Artists demanded their works be removed from the Aichi Triennale after an exhibition was censored.
Ugo Rondinone, Vocabulary of Solitude, 2014–16. Installation view at “Ugo Rondinone: Vocabulary of solitude,” Museum Boijmans Van Beuningen, Rotterdam, Netherlands. Photo by Stefan Altenburger. Courtesy of studio rondinone.
Twelve artists have called on the Aichi Triennale to remove their work from the show until works taken off view last week are reinstated. When the current edition of the triennale first opened to the public on August 1st, it included the exhibition “After ‘Freedom of Expression’?”, which featured artworks that had been previously censored in Japan.
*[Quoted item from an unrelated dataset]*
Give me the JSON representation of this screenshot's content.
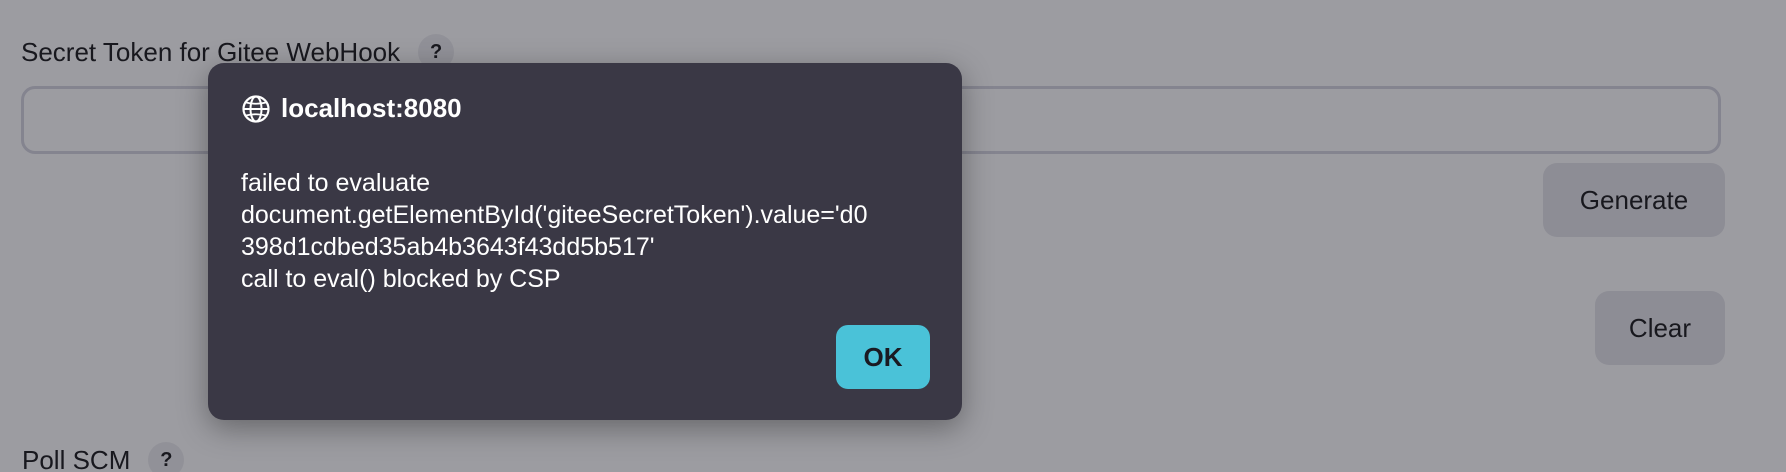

After three days, the exhibition itself was censored following official outcry, leading 72 artists in the show to sign a statement online demanding it be reopened.
Now some artists in the triennale want to go a step further, calling on the organizers to temporarily remove their works from view until “After ‘Freedom of Expression’?” reopens. The letter is signed by Tania Bruguera, Javier Téllez, Regina José Galindo, Mónica Mayer, Pia Camil, Claudia Martínez Garay, Minouk Lim, Reynier Levya Novo, Park Chan-kyong, Dora García, and Ugo Rondinone, as well as artist Pedro Reyes, who served as a curator for this year’s triennale.
Members of the Japanese government decried “After ‘Freedom of Expression’?” for its inclusion of a work depicting a “comfort woman,” a euphemism for women who were forced into sexual slavery for Japanese soldiers during World War II. The work in question—alternatively known as Statue of a Girl of Peace or simply Statue of Peace (2011)—was created by Korean artists Kim Seo-kyung and Kim Eun-sung. On Wednesday, Reuters reported that Spanish businessman Tatxo Benet bought the artwork and plans to display it in a “Freedom Museum” he is opening in Barcelona.
In the group letter, published in full by ARTnews, the artists wrote:
We consider it an ethical obligation to stand by the exhibiting artists voices and their work being exhibited. Freedom of expression is an unalienable right that needs to be defended independently of any context.
The group of artists singled out certain “attacks on freedom,” including statements from the mayor of Nagoya, the city where most of the triennale is held, calling for the closure of the exhibition, and a statement from Japanese Chief Cabinet Secretary Yoshihide Suga threatening to cut off future funding to the triennale. They also decried anonymous phone calls harassing the exhibition staff, and a fax threatening terrorist action unless the exhibition be closed. Police arrested a 59-year-old truck driver last Wednesday for allegedly faxing an arson threat to the triennale’s organizers.
Although the artists acknowledged the seriousness of the threats, they said the closure of the exhibition was nevertheless an act of censorship, not “risk management.”